• _EXERCISE BRIEF_:
Exactly as they stand, set down the following records once more.

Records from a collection
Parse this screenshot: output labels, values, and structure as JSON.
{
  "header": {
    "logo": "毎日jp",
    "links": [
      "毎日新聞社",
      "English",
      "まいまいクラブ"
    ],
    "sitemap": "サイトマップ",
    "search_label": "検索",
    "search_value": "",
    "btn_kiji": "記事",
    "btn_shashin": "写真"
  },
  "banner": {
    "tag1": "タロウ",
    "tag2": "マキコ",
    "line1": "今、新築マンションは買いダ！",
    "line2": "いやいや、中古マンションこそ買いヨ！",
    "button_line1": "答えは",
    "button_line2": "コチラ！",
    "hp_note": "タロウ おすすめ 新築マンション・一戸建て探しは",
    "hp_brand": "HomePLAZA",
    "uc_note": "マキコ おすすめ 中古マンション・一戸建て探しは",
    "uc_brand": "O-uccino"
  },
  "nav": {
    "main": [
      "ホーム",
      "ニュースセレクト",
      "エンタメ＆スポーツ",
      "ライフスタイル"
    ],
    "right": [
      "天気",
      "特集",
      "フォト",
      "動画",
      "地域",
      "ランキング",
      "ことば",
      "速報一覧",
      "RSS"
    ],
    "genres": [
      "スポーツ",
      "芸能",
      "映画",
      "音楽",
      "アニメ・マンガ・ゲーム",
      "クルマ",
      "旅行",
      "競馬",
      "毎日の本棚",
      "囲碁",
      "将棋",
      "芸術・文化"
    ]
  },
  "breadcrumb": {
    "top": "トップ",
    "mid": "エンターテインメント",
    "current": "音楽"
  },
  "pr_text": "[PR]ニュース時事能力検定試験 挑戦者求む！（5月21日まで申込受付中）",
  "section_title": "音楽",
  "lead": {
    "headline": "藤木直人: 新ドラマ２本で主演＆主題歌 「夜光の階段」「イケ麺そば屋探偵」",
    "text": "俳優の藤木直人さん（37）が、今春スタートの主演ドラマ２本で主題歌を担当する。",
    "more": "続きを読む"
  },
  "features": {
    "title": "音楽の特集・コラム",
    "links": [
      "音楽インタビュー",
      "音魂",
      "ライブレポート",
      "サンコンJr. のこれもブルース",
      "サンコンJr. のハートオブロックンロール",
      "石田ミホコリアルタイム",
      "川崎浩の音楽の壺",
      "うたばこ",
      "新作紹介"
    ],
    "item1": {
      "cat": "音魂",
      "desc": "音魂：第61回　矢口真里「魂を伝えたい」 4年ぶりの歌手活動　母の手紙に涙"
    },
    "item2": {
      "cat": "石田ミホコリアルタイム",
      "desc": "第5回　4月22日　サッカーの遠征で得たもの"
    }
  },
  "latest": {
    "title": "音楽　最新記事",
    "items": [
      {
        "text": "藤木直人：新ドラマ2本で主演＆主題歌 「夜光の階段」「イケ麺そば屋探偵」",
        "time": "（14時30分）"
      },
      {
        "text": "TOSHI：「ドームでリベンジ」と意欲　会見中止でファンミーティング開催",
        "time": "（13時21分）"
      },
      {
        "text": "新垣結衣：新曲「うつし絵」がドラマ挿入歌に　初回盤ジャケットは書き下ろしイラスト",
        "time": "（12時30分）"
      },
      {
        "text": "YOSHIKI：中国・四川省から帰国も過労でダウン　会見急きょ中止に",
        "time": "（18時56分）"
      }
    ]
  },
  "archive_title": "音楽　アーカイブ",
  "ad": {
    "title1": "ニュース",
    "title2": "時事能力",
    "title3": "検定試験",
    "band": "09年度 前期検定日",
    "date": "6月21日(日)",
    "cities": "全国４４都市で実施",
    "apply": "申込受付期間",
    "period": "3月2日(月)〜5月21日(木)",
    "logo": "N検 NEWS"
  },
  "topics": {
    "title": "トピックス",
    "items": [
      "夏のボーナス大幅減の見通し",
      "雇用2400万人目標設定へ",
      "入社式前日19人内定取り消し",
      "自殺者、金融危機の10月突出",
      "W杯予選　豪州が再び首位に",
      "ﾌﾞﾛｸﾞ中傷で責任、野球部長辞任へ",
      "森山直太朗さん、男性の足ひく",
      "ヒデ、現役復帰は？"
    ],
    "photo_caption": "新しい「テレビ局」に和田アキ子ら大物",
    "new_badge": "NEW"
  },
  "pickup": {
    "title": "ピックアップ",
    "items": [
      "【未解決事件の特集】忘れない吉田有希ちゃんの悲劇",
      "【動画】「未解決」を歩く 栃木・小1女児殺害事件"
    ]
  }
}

• _EXERCISE ANSWER_:
Parse this screenshot: output labels, values, and structure as JSON.
{
  "header": {
    "logo": "毎日jp",
    "links": [
      "毎日新聞社",
      "English",
      "まいまいクラブ"
    ],
    "sitemap": "サイトマップ",
    "search_label": "検索",
    "search_value": "",
    "btn_kiji": "記事",
    "btn_shashin": "写真"
  },
  "banner": {
    "tag1": "タロウ",
    "tag2": "マキコ",
    "line1": "今、新築マンションは買いダ！",
    "line2": "いやいや、中古マンションこそ買いヨ！",
    "button_line1": "答えは",
    "button_line2": "コチラ！",
    "hp_note": "タロウ おすすめ 新築マンション・一戸建て探しは",
    "hp_brand": "HomePLAZA",
    "uc_note": "マキコ おすすめ 中古マンション・一戸建て探しは",
    "uc_brand": "O-uccino"
  },
  "nav": {
    "main": [
      "ホーム",
      "ニュースセレクト",
      "エンタメ＆スポーツ",
      "ライフスタイル"
    ],
    "right": [
      "天気",
      "特集",
      "フォト",
      "動画",
      "地域",
      "ランキング",
      "ことば",
      "速報一覧",
      "RSS"
    ],
    "genres": [
      "スポーツ",
      "芸能",
      "映画",
      "音楽",
      "アニメ・マンガ・ゲーム",
      "クルマ",
      "旅行",
      "競馬",
      "毎日の本棚",
      "囲碁",
      "将棋",
      "芸術・文化"
    ]
  },
  "breadcrumb": {
    "top": "トップ",
    "mid": "エンターテインメント",
    "current": "音楽"
  },
  "pr_text": "[PR]ニュース時事能力検定試験 挑戦者求む！（5月21日まで申込受付中）",
  "section_title": "音楽",
  "lead": {
    "headline": "藤木直人: 新ドラマ２本で主演＆主題歌 「夜光の階段」「イケ麺そば屋探偵」",
    "text": "俳優の藤木直人さん（37）が、今春スタートの主演ドラマ２本で主題歌を担当する。",
    "more": "続きを読む"
  },
  "features": {
    "title": "音楽の特集・コラム",
    "links": [
      "音楽インタビュー",
      "音魂",
      "ライブレポート",
      "サンコンJr. のこれもブルース",
      "サンコンJr. のハートオブロックンロール",
      "石田ミホコリアルタイム",
      "川崎浩の音楽の壺",
      "うたばこ",
      "新作紹介"
    ],
    "item1": {
      "cat": "音魂",
      "desc": "音魂：第61回　矢口真里「魂を伝えたい」 4年ぶりの歌手活動　母の手紙に涙"
    },
    "item2": {
      "cat": "石田ミホコリアルタイム",
      "desc": "第5回　4月22日　サッカーの遠征で得たもの"
    }
  },
  "latest": {
    "title": "音楽　最新記事",
    "items": [
      {
        "text": "藤木直人：新ドラマ2本で主演＆主題歌 「夜光の階段」「イケ麺そば屋探偵」",
        "time": "（14時30分）"
      },
      {
        "text": "TOSHI：「ドームでリベンジ」と意欲　会見中止でファンミーティング開催",
        "time": "（13時21分）"
      },
      {
        "text": "新垣結衣：新曲「うつし絵」がドラマ挿入歌に　初回盤ジャケットは書き下ろしイラスト",
        "time": "（12時30分）"
      },
      {
        "text": "YOSHIKI：中国・四川省から帰国も過労でダウン　会見急きょ中止に",
        "time": "（18時56分）"
      }
    ]
  },
  "archive_title": "音楽　アーカイブ",
  "ad": {
    "title1": "ニュース",
    "title2": "時事能力",
    "title3": "検定試験",
    "band": "09年度 前期検定日",
    "date": "6月21日(日)",
    "cities": "全国４４都市で実施",
    "apply": "申込受付期間",
    "period": "3月2日(月)〜5月21日(木)",
    "logo": "N検 NEWS"
  },
  "topics": {
    "title": "トピックス",
    "items": [
      "夏のボーナス大幅減の見通し",
      "雇用2400万人目標設定へ",
      "入社式前日19人内定取り消し",
      "自殺者、金融危機の10月突出",
      "W杯予選　豪州が再び首位に",
      "ﾌﾞﾛｸﾞ中傷で責任、野球部長辞任へ",
      "森山直太朗さん、男性の足ひく",
      "ヒデ、現役復帰は？"
    ],
    "photo_caption": "新しい「テレビ局」に和田アキ子ら大物",
    "new_badge": "NEW"
  },
  "pickup": {
    "title": "ピックアップ",
    "items": [
      "【未解決事件の特集】忘れない吉田有希ちゃんの悲劇",
      "【動画】「未解決」を歩く 栃木・小1女児殺害事件"
    ]
  }
}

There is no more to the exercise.